CONCORD – From repealing a prohibition on hunting with a ferret to banning assault weapons in New Hampshire, to health care, energy, and climate issues, New Hampshire’s House and Senate will be busy again during the next session.
In 2020, lawmakers will be dealing with a host of new issues and some old ones that did not pass last year.
As of Oct. 17, there were 661 Legislative Service Requests or LSR’s filed, and counting.
An LSR is a request to have a bill drafted and if successful, eventually voted into law. The House has filed these LSRs here or at http://www.gencourt.state.nh.us/lsr_search/LSR_Results.aspx
The Senate has only just begun to file its LSRs, beginning with Democrats announcing an initiative to address prescription drug prices.
As always, the devil will be in the details.
The LSRs give only a gist of what the lawmaker who is filing it is trying to achieve. It’s a title.

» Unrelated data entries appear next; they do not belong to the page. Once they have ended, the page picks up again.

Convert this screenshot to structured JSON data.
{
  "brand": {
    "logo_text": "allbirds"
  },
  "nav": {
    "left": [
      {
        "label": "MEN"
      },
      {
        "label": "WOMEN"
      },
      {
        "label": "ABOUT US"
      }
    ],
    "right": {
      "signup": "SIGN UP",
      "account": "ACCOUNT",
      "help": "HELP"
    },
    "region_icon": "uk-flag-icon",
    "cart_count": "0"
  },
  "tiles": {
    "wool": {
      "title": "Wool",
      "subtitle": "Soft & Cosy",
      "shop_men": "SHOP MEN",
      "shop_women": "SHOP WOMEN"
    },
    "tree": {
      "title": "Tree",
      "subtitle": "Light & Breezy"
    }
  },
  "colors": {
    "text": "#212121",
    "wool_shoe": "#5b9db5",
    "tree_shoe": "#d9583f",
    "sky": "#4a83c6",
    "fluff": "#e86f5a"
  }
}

The detail work on the bill is to come with the Office of Legislative Services hammering out the language. The road to becoming a new law is a long one and full of opportunity for the public to have an impact.
You can read a bill’s content, come to hear or even testify when each bill gets a hearing before a committee and then follow it through both chambers. If successful, it will eventually go to the governor to sign or veto. There are opportunities for all to voice their opinions, to learn, engage, and impact New Hampshire.
And… Every two years, it’s the public’s time to vote.
If you don’t like what you have seen or are seeing from your elected representative – from the Governor to your Senator or House Representative – you can vote them out of office. The primary will be Sept. 8, 2020, and the general election, Nov. 3, 2020.
All 400 House representatives and 24 state Senators face the decision of running for re-election or bowing out for someone else to do the job.
Between campaigning, there are energy and climate bills to contend with, those addressing health care and a slew of gun bills are back on the table. There is a new one: to ban assault weapons in New Hampshire.
The only one that uses “opioid” in the search – is House Bill 2020-2482 allowing insurance to cover yoga to be considered a substitute for opioids.
There’s one repealing the prohibition of hunting with a ferret House Bill 2020-2365.
Vaping will be an issue with new health care worries emerging since last year and a temporary ban on the sale of vaping products in neighboring Massachusetts.
Marijuana home-grows and marijuana legalization will be back for a replay.
While some these measures passed their respective chambers last year, they did not withstand a veto from Republican Gov. Chris Sununu. A veto override requires a two-thirds vote in both chambers.
One major bill from the last session did override. That was the capital murder bill, eliminating the death penalty in New Hampshire.
InDepthNH.org will be closely following the action in the House and Senate again this year. Let us know what LSRs you are following and why by sending an email to Paula Tracy at email@example.com
One of the first package of initiatives that the Senate has filed deal with prices at the pharmacy. They are looking to import low-cost drugs from Canada, similar to what neighboring states have done.
The proposals look to increase accountability for pharmaceutical companies and pharmacy benefit managers. The bills, now in title only, would establish the Prescription Drug Affordability & Access Act of 2020.
Sen. Majority Leader Dan Feltes, D- Concord, who is also running for governor, is the prime sponsor. It looks to what Maine and Vermont have already done to bring the cost of prescription drugs down.
Sen. Tom Sherman, D-Rye, who is a physician looks to expand drug pricing transparency. Problems with price gouging are addressed in a one whose prime sponsor is Sen. Martha Fuller Clark, D-Portsmouth.
Finally, a fourth bill addresses rebates paid to pharmacy benefit managers, whose prime sponsor is Sen. Cindy Rosenwald, D-Nashua.